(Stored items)
+--

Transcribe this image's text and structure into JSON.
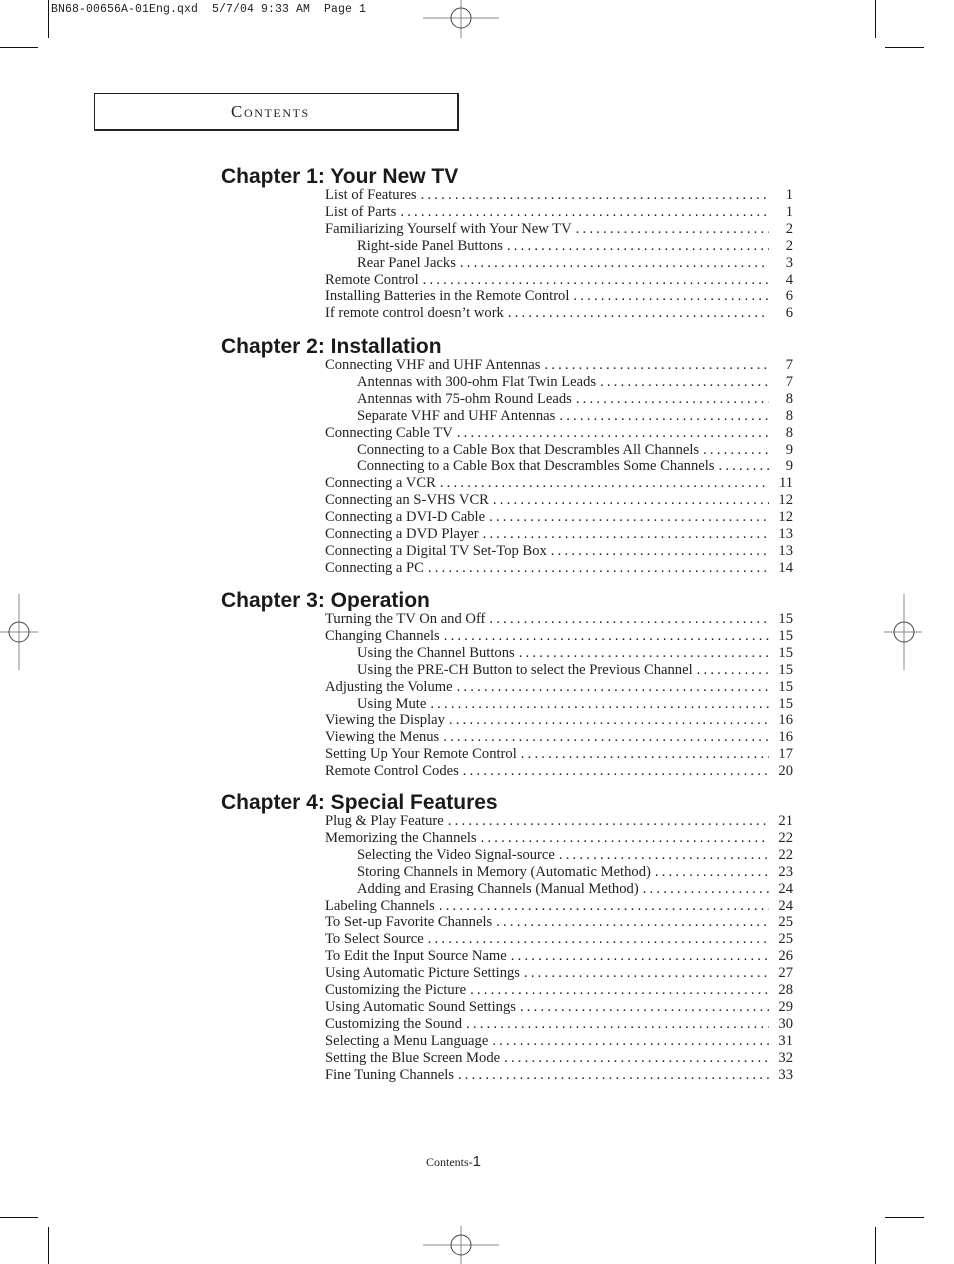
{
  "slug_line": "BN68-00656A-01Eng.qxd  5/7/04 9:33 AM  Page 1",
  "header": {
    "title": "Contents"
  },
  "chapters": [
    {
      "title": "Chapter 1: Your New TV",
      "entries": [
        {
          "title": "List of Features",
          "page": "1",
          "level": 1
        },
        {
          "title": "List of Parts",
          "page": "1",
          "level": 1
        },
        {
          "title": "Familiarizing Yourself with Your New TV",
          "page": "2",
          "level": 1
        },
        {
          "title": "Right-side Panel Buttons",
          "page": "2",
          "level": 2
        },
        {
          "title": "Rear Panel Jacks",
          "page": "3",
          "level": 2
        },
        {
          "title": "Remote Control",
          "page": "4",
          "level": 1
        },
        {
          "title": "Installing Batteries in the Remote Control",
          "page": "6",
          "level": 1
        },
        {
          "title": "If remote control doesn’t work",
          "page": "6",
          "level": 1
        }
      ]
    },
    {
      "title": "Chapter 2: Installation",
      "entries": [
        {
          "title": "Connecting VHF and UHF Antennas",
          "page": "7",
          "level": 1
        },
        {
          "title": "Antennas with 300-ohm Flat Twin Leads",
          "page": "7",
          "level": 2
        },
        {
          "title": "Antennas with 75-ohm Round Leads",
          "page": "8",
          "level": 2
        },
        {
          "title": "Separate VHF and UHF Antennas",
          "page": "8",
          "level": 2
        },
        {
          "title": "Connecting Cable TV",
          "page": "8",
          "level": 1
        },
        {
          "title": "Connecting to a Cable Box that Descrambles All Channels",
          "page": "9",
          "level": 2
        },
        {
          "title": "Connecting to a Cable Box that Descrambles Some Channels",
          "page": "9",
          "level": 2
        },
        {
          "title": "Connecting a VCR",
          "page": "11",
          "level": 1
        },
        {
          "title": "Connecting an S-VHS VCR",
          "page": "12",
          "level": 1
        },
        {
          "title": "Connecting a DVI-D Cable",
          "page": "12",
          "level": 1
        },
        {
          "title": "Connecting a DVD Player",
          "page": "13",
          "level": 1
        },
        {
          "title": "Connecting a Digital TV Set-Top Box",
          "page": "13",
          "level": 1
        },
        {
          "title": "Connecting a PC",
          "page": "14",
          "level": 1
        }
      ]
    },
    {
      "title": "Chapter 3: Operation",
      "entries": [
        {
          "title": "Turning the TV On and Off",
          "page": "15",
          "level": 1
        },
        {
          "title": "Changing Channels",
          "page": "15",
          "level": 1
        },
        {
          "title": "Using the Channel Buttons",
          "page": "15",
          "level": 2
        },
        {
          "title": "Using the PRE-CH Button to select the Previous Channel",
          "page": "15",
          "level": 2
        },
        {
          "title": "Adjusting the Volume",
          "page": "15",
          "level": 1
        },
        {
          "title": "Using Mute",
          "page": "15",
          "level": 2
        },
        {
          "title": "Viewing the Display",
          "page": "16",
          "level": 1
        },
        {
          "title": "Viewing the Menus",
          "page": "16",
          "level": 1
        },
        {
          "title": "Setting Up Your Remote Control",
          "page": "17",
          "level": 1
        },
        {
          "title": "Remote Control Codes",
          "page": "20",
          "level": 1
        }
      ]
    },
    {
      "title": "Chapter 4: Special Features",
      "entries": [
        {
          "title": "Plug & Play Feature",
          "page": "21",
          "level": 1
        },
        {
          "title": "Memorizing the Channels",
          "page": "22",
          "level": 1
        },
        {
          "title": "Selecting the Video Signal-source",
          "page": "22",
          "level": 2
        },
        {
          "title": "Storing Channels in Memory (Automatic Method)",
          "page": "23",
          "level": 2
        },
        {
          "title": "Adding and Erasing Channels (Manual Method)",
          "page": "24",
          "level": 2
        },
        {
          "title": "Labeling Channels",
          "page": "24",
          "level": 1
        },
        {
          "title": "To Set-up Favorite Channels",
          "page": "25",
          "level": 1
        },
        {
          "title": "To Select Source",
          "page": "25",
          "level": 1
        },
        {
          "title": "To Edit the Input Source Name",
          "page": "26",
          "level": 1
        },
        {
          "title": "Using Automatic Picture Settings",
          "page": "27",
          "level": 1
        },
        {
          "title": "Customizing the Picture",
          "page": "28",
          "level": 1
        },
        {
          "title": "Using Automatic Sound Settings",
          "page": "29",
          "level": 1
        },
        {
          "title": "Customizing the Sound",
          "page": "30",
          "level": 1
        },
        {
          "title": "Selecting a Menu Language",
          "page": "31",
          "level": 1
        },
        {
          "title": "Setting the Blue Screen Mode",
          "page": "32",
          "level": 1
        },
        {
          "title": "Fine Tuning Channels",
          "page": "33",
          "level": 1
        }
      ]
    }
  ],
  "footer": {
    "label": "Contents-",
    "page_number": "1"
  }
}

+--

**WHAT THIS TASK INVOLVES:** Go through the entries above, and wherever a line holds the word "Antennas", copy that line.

**SOLVED EXERCISE:**
          "title": "Connecting VHF and UHF Antennas",
          "title": "Antennas with 300-ohm Flat Twin Leads",
          "title": "Antennas with 75-ohm Round Leads",
          "title": "Separate VHF and UHF Antennas",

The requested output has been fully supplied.